      I teach a lot of SharePoint admin classes. Whenever this question comes up I always stop and take a poll of the class to see how many people know what a SQL alias is. These days maybe half the class raises their hands. When I started talking about this in 2009 it was maybe 20%. I don’t like using SQL aliases unless you need them for the same reason I don’t like using aliases in PowerShell, they make it tougher for the next guy if he doesn’t know about them.

      tk

  8. Thanks for the very useful info. I wasnt aware of cliconfg before today. Also the Plan B (or Plan A ?), finally clarified it for me. I couldnt figure out where I was going wrong with the Alias, until I realised the tree shows a 32bit and 64bit config option.

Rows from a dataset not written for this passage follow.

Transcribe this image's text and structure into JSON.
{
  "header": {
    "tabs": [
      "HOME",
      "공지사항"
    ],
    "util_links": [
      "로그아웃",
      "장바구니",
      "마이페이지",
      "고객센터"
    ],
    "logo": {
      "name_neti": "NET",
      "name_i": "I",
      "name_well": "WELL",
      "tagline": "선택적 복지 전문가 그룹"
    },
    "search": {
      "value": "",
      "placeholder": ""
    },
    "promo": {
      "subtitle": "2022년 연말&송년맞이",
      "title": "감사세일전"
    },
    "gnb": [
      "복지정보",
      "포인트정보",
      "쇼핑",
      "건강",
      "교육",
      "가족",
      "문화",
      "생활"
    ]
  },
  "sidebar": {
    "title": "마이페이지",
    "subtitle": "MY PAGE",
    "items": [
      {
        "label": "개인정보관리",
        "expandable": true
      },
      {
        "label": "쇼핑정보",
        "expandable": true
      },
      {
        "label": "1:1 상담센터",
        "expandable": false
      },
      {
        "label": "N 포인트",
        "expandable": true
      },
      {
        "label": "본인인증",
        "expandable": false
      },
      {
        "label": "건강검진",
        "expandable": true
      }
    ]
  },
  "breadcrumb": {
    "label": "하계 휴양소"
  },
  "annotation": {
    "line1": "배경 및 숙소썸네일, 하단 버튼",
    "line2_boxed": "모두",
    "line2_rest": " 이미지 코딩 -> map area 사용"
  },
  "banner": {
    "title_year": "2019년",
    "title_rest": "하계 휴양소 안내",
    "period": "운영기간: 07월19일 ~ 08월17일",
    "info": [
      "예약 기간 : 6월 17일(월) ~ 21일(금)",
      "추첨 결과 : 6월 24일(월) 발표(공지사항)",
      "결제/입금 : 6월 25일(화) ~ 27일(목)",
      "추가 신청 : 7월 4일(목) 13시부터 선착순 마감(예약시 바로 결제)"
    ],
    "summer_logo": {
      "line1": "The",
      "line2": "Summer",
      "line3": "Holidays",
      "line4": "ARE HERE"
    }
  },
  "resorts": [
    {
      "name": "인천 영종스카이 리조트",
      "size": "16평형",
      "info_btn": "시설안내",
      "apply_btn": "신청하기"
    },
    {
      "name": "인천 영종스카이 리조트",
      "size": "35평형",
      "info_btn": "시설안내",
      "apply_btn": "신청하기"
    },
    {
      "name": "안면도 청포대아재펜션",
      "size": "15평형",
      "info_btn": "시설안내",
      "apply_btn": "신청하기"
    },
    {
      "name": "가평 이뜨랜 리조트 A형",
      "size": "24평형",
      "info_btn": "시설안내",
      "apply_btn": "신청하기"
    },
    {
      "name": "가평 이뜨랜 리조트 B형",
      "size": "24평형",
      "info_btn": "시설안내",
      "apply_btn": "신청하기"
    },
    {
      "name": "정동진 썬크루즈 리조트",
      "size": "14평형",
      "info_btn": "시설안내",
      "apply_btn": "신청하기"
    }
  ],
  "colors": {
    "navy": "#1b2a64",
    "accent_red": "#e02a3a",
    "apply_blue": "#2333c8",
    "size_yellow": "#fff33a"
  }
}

    I will be using this in the next few days where we have a legacy app which is being installed on a new server and we will have to create an alias to a new db server as the app still expects the old db server names. I will probably have to use cliconfg on the windows client machines as they will not have SSMS or the connectivity s/w installed on them.

    Thanks for clarifying this and giving me a eureka moment !!!

Leave a Reply

Your email address will not be published. Required fields are marked *